Is it time to bid farewell to an American-as-Apple-Pie tax deduction? 


After 75 years of supporting it against all assaults, the National Association of Home Builders (NAHB) has abandoned its defense of the mortgage interest deduction (MID) one of the more sacred cows in the U.S. tax code.  The National Association of Realtors (NAR) however is standing tough.

The rift between the two influential lobbying groups comes even as the existence of the MID does not seem at risk in what little is known about the expansively promoted but thinly explained Trump administration and Republican congressional "tax reform" plans.

Under the current version, the MID would not go away, but its utility would be considerably reduced.  The standard deduction would double and other deductions, such as those for state and local taxes including real estate (property) taxes, would no longer be available.  These changes would lessen the benefits of itemizing deductions for many, but certainly not all, taxpayers.  At present, estimates of the number of homeowners who employ the MID in their tax returns range from 22 percent (Internal Revenue Service) to 29 percent (Zillow.)

According to Zillow, under present IRS rules, a homebuyer needs to purchase a property for at least $305,000 to make the deduction worthwhile. If the standard deduction is doubled and the property tax deduction eliminated, that home price would rise to $801,000 or more. Use of the MID would fall from the Zillow estimate of a 29 percent to 5 percent.

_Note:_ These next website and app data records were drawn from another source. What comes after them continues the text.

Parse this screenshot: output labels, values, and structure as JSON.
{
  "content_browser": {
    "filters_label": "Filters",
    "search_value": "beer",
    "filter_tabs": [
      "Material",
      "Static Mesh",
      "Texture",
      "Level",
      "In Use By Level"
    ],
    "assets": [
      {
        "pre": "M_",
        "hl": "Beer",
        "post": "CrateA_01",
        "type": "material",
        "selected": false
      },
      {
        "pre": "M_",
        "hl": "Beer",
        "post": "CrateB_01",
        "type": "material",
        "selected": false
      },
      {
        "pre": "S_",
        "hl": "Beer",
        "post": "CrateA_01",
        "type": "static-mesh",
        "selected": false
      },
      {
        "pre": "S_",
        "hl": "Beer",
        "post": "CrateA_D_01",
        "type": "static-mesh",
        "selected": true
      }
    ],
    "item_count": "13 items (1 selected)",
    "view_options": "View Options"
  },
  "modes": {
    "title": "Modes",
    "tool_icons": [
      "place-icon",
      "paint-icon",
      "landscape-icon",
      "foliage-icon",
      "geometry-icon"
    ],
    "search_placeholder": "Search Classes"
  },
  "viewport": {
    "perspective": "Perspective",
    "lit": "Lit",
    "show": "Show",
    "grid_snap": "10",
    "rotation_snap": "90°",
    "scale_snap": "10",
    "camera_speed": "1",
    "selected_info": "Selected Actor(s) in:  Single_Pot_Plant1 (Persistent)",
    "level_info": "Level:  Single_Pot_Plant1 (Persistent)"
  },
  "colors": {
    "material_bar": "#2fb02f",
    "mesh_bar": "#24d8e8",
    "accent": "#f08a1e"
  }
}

Zillow looked at some major metropolitan areas and estimated the minimum home price necessary for the aggregate of MID and state and local property taxes to exceed the standard deduction, both now and under the proposed changes, and how many homeowners could benefit under each set of rules.

The split between NAHB and NAR over the proposed changes comes down of course to the constituency of each.  NAHB is more vested in protecting the low-income tax credit, which the proposed changes would not affect.  Its chairman, Granger MacDonald said in part, "By lowering the pass-through rate, the plan will reduce the tax bill of thousands of small businesses and help to spur job and economic growth. More importantly, the blueprint maintains the Low-Income Housing Tax Credit, the most indispensable tool to help produce affordable rental housing. The plan also retains a business interest deduction for small businesses, which would ensure that our future tax code is truly pro-growth."

Granger goes on to acknowledge the tradeoffs and that the effectiveness of the MID "could be diminished as more families elect to take a higher standard deduction." He pledged the involvement of NAHB to help mitigate any detrimental effects the changes could have on the housing market."

 In an interview with Politico, another NAHB executive, CEO Jerry Howard, raised the prospect of a mortgage tax credit, a benefit that wouldn't require taxpayers to itemize.

For its part, NAR is standing behind the deduction, and has started running ads defending it.  Those ads claim the proposed changes could drive home prices down as much as 10 percent while raising taxes for most middle-income homeowners.

William E. Brown, current NAR president, calls the proposed changes "a backdoor elimination of the mortgage interest deduction for all but the top 5 percent who would still itemize their deductions."  NAR, he said "believes the result would all but nullify the incentive to purchase a home for most, amounting to a de facto tax increase on homeowners, putting home values across the country at risk and ensuring that only the top 5 percent of Americans have the opportunity to benefit from the mortgage interest deduction."

"We have always said that tax reform - a worthy endeavor - should first do no harm to homeowners," he added. "This tax framework misses that goal."

The Politico piece referenced above, written by Lorraine Woellert, calls the rift a first for the industry. She says those involved in the homebuying pipeline "typically lock arms to defend the mortgage-interest tax deduction as a building block to homeownership and wealth creation." She noted that, "Just months ago, Howard was aligned with NAR, calling the tax plan an "assault." She said other provisions, including lower tax rates on his homebuilder members and the promise of faster economic growth, have swayed him into thinking the framework a good one,

NAR Vice President Jamie Gregory told Woellert that his group was trying not to overreact to the NAHB defection, saying that association had merely thrown out a press release at the beginning of a very long process. "They're making a strategic play here to be on the positive side of the table, whereas I think we're going to make a strategic decision that it's time to start speaking out."